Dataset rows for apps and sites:
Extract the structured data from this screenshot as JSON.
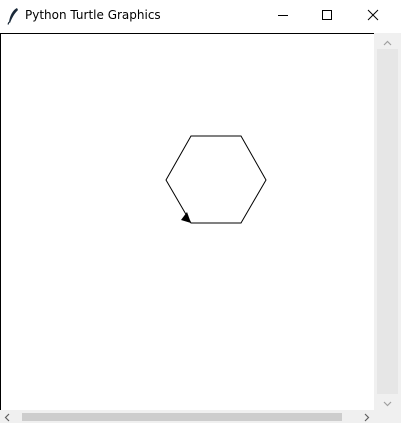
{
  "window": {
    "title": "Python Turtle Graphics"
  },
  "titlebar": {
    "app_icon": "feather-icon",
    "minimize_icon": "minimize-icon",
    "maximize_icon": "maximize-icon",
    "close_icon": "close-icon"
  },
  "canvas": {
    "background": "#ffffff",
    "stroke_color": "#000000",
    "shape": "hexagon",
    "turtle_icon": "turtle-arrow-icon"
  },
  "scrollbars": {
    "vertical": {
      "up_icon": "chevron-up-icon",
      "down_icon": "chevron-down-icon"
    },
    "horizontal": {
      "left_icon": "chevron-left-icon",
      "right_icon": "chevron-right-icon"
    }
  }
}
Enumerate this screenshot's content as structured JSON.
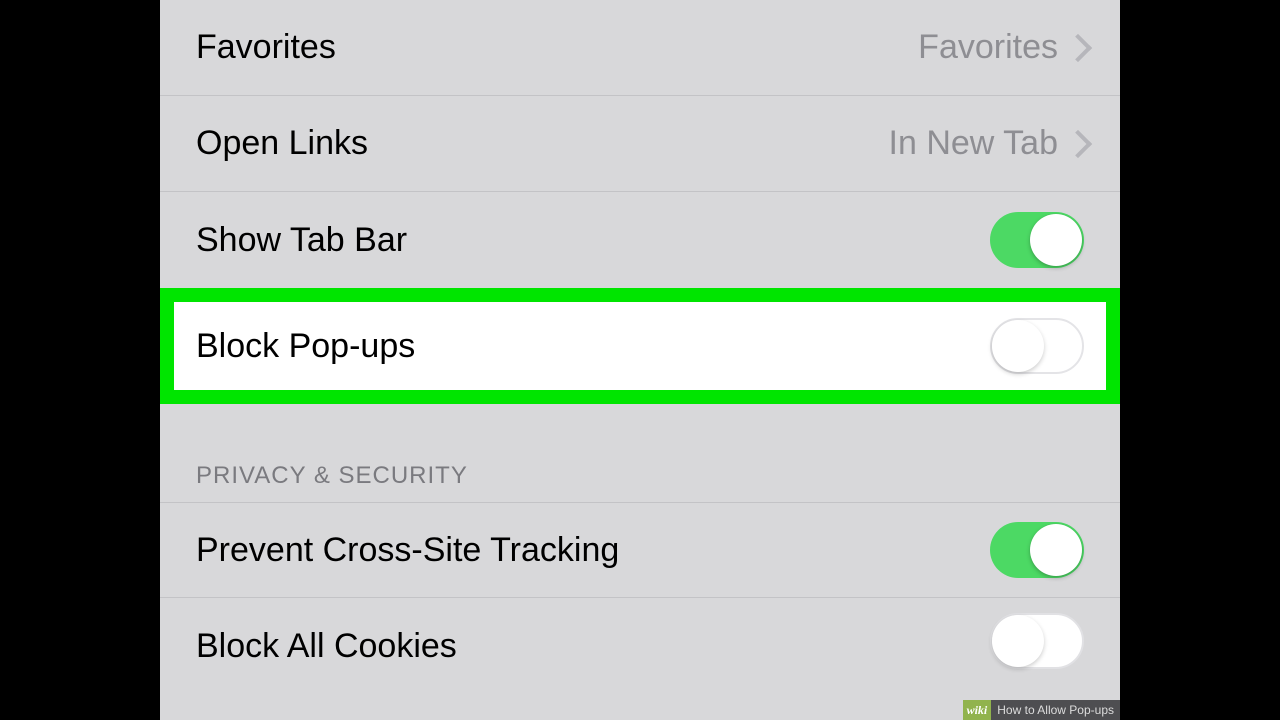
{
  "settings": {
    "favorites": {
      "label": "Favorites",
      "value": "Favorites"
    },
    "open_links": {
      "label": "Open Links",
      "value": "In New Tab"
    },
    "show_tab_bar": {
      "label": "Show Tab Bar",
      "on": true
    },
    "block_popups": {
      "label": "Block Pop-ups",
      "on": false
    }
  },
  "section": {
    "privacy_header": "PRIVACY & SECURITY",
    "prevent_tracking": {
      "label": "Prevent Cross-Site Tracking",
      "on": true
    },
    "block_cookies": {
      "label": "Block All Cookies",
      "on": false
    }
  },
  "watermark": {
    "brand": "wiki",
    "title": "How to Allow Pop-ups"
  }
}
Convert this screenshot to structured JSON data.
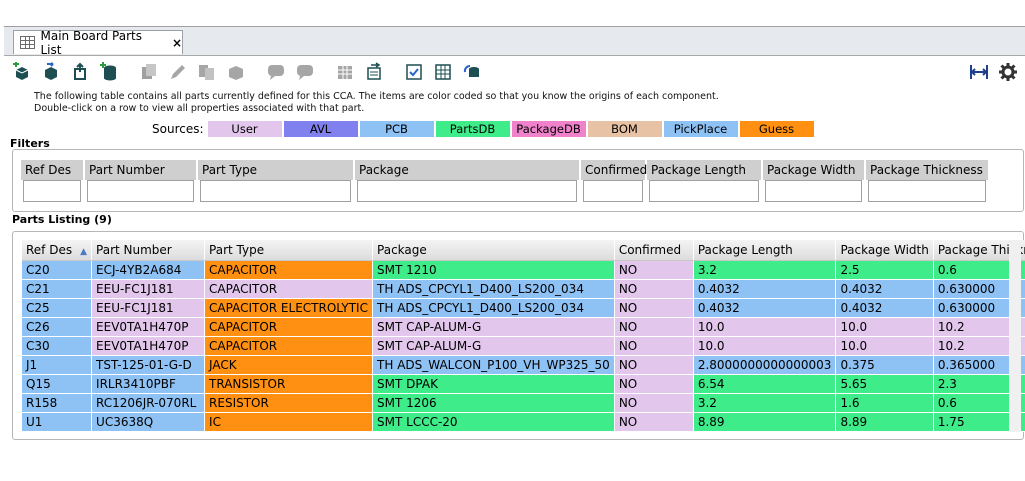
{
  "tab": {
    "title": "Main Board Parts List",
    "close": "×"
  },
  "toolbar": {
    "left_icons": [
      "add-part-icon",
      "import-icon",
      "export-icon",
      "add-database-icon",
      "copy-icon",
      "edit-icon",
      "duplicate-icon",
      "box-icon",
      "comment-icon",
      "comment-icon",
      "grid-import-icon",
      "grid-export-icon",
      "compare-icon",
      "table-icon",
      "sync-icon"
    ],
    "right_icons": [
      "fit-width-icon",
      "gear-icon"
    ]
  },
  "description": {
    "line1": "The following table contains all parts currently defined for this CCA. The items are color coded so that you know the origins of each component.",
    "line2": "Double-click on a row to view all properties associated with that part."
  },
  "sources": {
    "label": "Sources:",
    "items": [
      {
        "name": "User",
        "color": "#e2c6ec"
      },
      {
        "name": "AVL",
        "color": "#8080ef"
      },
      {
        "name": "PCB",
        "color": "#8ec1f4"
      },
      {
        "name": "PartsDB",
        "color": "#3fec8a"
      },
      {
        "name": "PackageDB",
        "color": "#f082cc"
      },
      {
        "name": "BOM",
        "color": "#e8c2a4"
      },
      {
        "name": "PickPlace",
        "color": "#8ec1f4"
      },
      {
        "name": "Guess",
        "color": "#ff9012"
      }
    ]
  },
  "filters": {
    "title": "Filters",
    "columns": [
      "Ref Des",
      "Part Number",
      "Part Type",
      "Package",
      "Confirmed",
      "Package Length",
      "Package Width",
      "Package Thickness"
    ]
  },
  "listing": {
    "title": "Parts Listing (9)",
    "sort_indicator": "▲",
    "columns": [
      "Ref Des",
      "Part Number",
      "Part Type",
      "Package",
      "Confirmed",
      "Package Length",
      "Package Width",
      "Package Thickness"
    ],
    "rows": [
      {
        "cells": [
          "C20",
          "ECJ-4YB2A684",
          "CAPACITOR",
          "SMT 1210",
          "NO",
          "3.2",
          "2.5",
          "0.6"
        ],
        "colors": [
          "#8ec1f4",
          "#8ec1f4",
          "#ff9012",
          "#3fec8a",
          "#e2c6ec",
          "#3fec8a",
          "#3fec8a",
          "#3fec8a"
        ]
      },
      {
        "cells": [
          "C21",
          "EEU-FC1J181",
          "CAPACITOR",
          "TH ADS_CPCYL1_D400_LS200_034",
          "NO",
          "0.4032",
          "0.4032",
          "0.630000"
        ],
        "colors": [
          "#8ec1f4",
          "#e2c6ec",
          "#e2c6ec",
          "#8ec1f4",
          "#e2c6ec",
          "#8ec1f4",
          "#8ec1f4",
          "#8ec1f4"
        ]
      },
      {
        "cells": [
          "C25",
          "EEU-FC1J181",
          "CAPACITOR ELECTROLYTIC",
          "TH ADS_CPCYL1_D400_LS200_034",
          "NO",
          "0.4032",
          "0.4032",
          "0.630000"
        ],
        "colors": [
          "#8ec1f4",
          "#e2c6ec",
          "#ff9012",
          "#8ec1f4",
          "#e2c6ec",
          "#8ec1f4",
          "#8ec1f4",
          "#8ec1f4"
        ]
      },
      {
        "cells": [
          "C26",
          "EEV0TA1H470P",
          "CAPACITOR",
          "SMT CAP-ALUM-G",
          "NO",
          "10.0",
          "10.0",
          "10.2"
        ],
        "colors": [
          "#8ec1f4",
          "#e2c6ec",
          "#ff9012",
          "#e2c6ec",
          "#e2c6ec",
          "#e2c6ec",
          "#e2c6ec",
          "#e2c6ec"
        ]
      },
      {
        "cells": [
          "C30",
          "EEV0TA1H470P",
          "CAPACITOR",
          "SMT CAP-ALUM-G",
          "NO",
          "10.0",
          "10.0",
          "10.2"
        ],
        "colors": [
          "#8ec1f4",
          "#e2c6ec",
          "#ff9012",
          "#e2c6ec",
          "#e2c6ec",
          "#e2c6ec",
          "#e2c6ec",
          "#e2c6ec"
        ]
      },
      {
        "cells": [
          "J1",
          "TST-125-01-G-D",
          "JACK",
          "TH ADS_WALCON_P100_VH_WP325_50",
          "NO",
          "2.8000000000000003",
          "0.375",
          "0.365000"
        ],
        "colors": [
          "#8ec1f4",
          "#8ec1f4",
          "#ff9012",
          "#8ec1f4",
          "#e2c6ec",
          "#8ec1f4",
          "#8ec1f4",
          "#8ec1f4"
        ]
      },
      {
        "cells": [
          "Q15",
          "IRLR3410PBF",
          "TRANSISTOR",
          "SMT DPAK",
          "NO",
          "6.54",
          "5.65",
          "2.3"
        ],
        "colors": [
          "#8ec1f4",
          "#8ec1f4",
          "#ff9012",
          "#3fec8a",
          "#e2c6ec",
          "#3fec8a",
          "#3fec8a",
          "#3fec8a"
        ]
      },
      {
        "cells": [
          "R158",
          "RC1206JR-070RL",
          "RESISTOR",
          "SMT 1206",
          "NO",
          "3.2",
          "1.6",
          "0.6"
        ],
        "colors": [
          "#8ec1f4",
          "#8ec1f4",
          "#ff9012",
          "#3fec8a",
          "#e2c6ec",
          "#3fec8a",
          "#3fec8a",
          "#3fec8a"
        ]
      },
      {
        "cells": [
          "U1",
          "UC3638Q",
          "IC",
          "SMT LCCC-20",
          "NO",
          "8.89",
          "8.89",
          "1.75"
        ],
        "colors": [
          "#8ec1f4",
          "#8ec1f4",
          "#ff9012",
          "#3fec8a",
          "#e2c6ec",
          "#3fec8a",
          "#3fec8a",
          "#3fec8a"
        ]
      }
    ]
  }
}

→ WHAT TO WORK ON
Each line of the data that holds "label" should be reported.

→ EXPECTED ANSWER
      "label": "Favorites",
      "label": "Open Links",
      "label": "Show Tab Bar",
      "label": "Block Pop-ups",
      "label": "Prevent Cross-Site Tracking",
      "label": "Block All Cookies",
    "label": "Sources:",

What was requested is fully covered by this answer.